1. Joyous Exploration. This is the prototype of curiosity — the recognition and desire to seek out new knowledge and information, and the subsequent joy of learning and growing.
2. Deprivation Sensitivity. This dimension has a distinct emotional tone, with anxiety and tension being more prominent than joy — pondering abstract or complex ideas, trying to solve problems, and seeking to reduce gaps in knowledge.
3. Stress Tolerance. This dimension is about the willingness to embrace the doubt, confusion, anxiety, and other forms of distress that arise from exploring new, unexpected, complex, mysterious, or obscure events.
The Unbearable Lightness of Being Opaque to Ourselves: Milan Kundera on Writing and the Key to Great Storytelling
A torch for traversing “the territory where no one possesses the truth… but where everyone has the right to be understood.”

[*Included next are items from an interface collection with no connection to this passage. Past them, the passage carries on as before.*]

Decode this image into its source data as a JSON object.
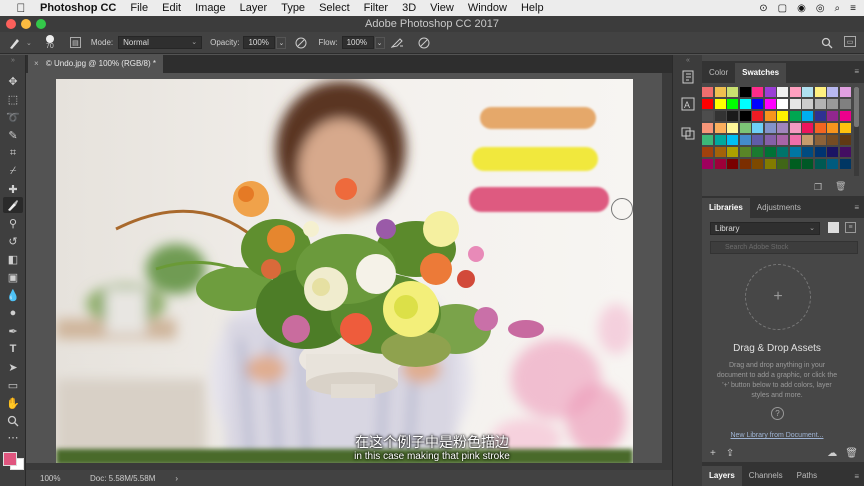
{
  "menubar": {
    "apple": "",
    "app_name": "Photoshop CC",
    "menus": [
      "File",
      "Edit",
      "Image",
      "Layer",
      "Type",
      "Select",
      "Filter",
      "3D",
      "View",
      "Window",
      "Help"
    ],
    "status_icons": [
      "⊙",
      "▢",
      "◉",
      "◎",
      "⌕",
      "≡"
    ]
  },
  "window": {
    "title": "Adobe Photoshop CC 2017"
  },
  "options": {
    "brush_size": "70",
    "mode_label": "Mode:",
    "mode_value": "Normal",
    "opacity_label": "Opacity:",
    "opacity_value": "100%",
    "flow_label": "Flow:",
    "flow_value": "100%"
  },
  "document": {
    "tab_label": "© Undo.jpg @ 100% (RGB/8) *",
    "close_glyph": "×"
  },
  "canvas_image": {
    "stroke_colors": [
      "#e5a86a",
      "#f1e83c",
      "#de5a80"
    ],
    "subtitle_cn": "在这个例子中是粉色描边",
    "subtitle_en": "in this case making that pink stroke"
  },
  "status": {
    "zoom": "100%",
    "doc_info": "Doc: 5.58M/5.58M",
    "arrow": "›"
  },
  "toolbar": {
    "foreground_color": "#e0567f",
    "background_color": "#ffffff"
  },
  "color_panel": {
    "tabs": [
      "Color",
      "Swatches"
    ],
    "active_tab": "Swatches",
    "swatches": [
      "#f06e6e",
      "#f0c050",
      "#c9e070",
      "#000000",
      "#ff2b8a",
      "#9a3ed6",
      "#f0f0f0",
      "#ffa0c0",
      "#b0e0f0",
      "#fff080",
      "#b8b8f0",
      "#e0a0e0",
      "#60e060",
      "#ff0000",
      "#ffff00",
      "#00ff00",
      "#00ffff",
      "#0000ff",
      "#ff00ff",
      "#ffffff",
      "#e6e6e6",
      "#cccccc",
      "#b3b3b3",
      "#999999",
      "#808080",
      "#666666",
      "#4d4d4d",
      "#333333",
      "#1a1a1a",
      "#000000",
      "#ed1c24",
      "#f7941d",
      "#fff200",
      "#00a651",
      "#00aeef",
      "#2e3192",
      "#92278f",
      "#ec008c",
      "#f26c4f",
      "#f69679",
      "#fbaf5d",
      "#fff799",
      "#7cc576",
      "#6dcff6",
      "#8393ca",
      "#a186be",
      "#f49ac1",
      "#ed145b",
      "#f26522",
      "#f7941d",
      "#ffc20e",
      "#a3d39c",
      "#3cb878",
      "#00a99d",
      "#00bff3",
      "#448ccb",
      "#605ca8",
      "#8560a8",
      "#a864a8",
      "#f06eaa",
      "#c69c6d",
      "#8c6239",
      "#754c24",
      "#603913",
      "#9e0b0f",
      "#a0410d",
      "#a36209",
      "#aba000",
      "#598527",
      "#1a7b30",
      "#007236",
      "#00746b",
      "#0076a3",
      "#004b80",
      "#003471",
      "#1b1464",
      "#440e62",
      "#630460",
      "#9e005d",
      "#9e0039",
      "#790000",
      "#7b2e00",
      "#7d4900",
      "#827b00",
      "#406618",
      "#005e20",
      "#005826",
      "#005952",
      "#005b7f",
      "#003663",
      "#002157"
    ]
  },
  "libraries": {
    "tabs": [
      "Libraries",
      "Adjustments"
    ],
    "active_tab": "Libraries",
    "library_name": "Library",
    "search_placeholder": "Search Adobe Stock",
    "drop_title": "Drag & Drop Assets",
    "drop_desc": "Drag and drop anything in your document to add a graphic, or click the '+' button below to add colors, layer styles and more.",
    "help_glyph": "?",
    "new_link": "New Library from Document..."
  },
  "layers_panel": {
    "tabs": [
      "Layers",
      "Channels",
      "Paths"
    ],
    "active_tab": "Layers"
  }
}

A novel examines not reality but existence. And existence is not what has occurred, existence is the realm of human possibilities, everything that man* can become, everything he’s capable of. Novelists draw up by discovering this or that human possibility. But… to exist means “being-in-the-world.” Thus the character his world must be understood as … [Novels] thereby make us see what we are, and what we are capable of.
The YouTube channel In Depth Cine has been looking at how directors like Spike Lee, Alfonso Cuarón, Martin Scorsese, and Wes Anderson shoot films at three different budget levels, from the on-a-shoestring films early in their careers to later blockbusters, to see the similarities and differences in their approaches. For instance, Wes Anderson made Bottle Rocket for $5 million, Rushmore for $10 million, and Grand Budapest Hotel for $25 million:

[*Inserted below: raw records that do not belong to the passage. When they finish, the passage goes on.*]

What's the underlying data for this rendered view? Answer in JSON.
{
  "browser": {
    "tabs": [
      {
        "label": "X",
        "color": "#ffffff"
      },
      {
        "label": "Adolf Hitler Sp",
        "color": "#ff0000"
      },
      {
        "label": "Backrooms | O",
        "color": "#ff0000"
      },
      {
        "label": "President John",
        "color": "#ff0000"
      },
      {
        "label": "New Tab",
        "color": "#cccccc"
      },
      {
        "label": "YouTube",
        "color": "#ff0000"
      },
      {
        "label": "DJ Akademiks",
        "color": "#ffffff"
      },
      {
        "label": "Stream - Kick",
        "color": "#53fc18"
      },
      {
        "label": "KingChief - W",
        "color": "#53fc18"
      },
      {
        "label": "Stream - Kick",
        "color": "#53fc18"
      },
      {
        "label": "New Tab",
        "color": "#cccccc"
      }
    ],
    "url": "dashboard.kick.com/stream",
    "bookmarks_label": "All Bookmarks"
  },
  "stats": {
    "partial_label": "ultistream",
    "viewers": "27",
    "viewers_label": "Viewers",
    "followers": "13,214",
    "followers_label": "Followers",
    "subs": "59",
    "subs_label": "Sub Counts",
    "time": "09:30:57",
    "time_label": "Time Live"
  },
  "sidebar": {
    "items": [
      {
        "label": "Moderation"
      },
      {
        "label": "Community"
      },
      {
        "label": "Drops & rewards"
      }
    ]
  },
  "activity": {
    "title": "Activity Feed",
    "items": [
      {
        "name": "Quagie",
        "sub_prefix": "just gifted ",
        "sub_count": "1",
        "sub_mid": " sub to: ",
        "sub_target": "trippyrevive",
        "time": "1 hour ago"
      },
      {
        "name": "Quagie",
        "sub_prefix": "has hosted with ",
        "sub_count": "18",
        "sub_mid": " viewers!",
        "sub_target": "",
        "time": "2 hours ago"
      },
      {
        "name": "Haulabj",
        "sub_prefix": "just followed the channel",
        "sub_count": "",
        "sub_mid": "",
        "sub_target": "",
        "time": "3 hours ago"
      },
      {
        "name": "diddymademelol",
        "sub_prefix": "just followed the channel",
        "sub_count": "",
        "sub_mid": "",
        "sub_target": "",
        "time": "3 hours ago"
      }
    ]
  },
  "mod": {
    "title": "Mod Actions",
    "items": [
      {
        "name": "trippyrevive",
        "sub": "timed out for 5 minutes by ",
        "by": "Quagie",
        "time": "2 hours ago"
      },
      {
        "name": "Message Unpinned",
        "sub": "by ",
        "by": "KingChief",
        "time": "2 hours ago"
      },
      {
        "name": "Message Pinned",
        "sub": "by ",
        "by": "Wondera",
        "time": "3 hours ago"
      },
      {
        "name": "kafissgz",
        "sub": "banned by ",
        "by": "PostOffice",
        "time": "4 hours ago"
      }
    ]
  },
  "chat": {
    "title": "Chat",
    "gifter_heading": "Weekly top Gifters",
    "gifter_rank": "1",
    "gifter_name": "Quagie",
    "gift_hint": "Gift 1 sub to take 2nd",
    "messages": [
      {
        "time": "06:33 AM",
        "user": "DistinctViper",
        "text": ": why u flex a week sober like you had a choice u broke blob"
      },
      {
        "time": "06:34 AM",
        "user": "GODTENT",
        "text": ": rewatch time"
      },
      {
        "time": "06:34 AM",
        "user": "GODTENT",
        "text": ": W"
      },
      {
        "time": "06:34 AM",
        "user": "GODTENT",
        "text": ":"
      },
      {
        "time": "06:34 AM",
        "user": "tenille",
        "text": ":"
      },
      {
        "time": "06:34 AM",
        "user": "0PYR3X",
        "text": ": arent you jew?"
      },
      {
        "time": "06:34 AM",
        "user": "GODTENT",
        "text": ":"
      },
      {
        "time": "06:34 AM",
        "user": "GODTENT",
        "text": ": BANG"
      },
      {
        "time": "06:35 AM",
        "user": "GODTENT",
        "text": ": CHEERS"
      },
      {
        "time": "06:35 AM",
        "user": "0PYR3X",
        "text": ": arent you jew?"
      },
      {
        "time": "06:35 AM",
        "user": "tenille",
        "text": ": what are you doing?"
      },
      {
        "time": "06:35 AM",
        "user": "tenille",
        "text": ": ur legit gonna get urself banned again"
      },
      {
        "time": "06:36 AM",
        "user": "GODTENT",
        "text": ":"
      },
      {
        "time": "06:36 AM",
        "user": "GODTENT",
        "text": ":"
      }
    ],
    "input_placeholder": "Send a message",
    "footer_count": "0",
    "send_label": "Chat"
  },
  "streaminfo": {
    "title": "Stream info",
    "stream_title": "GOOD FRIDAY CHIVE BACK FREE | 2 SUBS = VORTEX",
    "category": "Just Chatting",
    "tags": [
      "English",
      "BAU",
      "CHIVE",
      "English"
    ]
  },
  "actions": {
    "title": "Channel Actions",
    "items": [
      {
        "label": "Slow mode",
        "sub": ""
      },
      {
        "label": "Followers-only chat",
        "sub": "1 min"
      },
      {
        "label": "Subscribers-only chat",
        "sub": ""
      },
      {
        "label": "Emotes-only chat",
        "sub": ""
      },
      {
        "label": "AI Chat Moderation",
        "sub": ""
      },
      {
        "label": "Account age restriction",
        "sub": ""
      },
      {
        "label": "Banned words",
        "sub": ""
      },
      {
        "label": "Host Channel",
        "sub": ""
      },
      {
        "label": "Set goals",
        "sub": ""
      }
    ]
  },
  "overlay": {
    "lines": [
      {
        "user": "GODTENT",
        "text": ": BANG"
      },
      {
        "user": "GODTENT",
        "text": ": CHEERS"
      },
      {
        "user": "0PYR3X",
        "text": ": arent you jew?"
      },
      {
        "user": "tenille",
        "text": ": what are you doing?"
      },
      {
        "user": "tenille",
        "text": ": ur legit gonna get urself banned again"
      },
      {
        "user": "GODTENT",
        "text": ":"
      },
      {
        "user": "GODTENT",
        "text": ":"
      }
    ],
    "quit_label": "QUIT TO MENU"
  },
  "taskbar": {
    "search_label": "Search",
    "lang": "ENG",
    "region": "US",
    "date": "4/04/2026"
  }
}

Steven Spielberg shot Duel for $450,000, Raiders of the Lost Ark for $20 million, and Saving Private Ryan for $70 million:
Christopher Nolan did Following for $6,000, Memento for $9 million, and Inception for $160 million:

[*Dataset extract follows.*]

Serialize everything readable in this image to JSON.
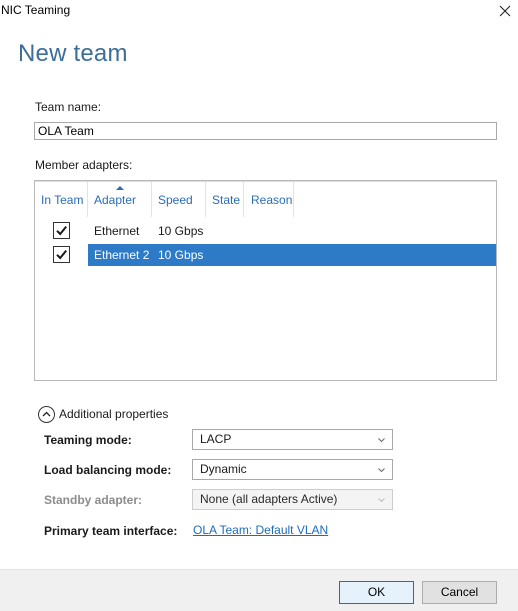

You can find the full playlist of 3 Budget Levels videos here. (This list really needs some female directors — Ava DuVernay, Sofia Coppola, and Kathryn Bigelow would be easy to do, for starters. And Chloé Zhao, after The Eternals gets released